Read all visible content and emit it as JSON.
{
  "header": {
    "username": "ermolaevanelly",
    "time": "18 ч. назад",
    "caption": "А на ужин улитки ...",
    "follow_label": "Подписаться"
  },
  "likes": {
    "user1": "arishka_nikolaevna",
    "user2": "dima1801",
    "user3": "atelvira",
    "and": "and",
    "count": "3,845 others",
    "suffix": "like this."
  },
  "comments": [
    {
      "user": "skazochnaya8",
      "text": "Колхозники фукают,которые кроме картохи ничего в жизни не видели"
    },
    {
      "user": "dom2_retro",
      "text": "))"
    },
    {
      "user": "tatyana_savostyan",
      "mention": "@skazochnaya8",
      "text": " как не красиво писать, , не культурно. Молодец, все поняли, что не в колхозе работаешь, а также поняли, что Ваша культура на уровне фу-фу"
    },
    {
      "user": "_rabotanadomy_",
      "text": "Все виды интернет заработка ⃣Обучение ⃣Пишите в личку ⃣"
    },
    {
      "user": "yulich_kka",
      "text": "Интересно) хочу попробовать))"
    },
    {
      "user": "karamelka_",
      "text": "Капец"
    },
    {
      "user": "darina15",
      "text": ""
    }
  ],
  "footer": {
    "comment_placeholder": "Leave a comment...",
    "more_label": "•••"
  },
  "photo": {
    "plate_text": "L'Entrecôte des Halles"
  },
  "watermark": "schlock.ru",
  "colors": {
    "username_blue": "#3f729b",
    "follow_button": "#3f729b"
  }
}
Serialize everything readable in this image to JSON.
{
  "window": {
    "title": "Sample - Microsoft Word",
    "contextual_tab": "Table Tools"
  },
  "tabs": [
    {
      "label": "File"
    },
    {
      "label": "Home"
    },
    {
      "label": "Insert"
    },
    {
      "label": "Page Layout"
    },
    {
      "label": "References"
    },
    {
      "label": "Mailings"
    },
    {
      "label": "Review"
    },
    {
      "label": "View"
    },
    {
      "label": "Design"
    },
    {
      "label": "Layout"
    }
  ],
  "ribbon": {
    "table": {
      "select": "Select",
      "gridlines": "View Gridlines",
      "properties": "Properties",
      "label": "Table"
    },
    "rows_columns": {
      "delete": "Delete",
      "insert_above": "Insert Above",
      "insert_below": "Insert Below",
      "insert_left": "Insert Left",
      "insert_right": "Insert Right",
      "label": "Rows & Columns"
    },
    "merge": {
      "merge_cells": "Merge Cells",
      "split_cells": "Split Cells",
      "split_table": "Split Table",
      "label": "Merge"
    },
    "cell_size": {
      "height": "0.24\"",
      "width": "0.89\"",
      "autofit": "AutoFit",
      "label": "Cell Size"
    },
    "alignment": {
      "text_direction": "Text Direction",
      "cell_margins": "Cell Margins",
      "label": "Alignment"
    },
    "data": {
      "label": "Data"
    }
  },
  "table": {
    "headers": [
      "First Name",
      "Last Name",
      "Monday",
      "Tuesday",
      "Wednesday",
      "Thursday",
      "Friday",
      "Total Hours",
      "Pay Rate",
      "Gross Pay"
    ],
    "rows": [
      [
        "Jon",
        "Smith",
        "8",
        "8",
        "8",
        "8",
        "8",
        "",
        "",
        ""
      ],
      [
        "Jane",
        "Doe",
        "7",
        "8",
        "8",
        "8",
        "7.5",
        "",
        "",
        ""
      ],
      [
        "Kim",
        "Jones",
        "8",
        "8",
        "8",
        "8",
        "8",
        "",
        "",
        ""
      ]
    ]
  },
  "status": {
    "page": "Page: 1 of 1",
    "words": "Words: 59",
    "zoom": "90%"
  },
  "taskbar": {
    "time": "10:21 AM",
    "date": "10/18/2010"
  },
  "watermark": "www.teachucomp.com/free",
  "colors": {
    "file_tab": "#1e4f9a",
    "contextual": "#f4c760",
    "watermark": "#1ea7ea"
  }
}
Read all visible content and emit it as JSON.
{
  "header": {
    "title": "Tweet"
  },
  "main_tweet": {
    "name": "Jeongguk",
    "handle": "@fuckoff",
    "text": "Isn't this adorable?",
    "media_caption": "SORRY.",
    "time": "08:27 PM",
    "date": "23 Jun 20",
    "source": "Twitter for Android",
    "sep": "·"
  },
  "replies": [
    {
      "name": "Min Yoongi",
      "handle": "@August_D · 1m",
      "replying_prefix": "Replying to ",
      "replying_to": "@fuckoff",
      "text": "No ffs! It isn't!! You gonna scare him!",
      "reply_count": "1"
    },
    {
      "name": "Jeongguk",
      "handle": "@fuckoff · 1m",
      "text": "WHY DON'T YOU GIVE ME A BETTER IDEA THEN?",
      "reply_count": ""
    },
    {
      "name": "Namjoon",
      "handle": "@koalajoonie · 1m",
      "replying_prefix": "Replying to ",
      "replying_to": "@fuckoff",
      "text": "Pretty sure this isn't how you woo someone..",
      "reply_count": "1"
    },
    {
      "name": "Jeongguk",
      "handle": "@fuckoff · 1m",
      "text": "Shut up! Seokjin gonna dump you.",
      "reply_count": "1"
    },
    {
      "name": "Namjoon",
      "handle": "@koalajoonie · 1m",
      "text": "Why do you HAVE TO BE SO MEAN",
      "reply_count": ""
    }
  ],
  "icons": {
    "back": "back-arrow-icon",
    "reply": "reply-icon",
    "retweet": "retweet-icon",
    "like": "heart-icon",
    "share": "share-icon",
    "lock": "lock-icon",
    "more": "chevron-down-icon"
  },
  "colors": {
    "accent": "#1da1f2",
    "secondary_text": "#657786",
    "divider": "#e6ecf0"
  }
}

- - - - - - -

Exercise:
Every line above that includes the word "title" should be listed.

Answer section:
    "title": "Sample - Microsoft Word",
    "title": "Tweet"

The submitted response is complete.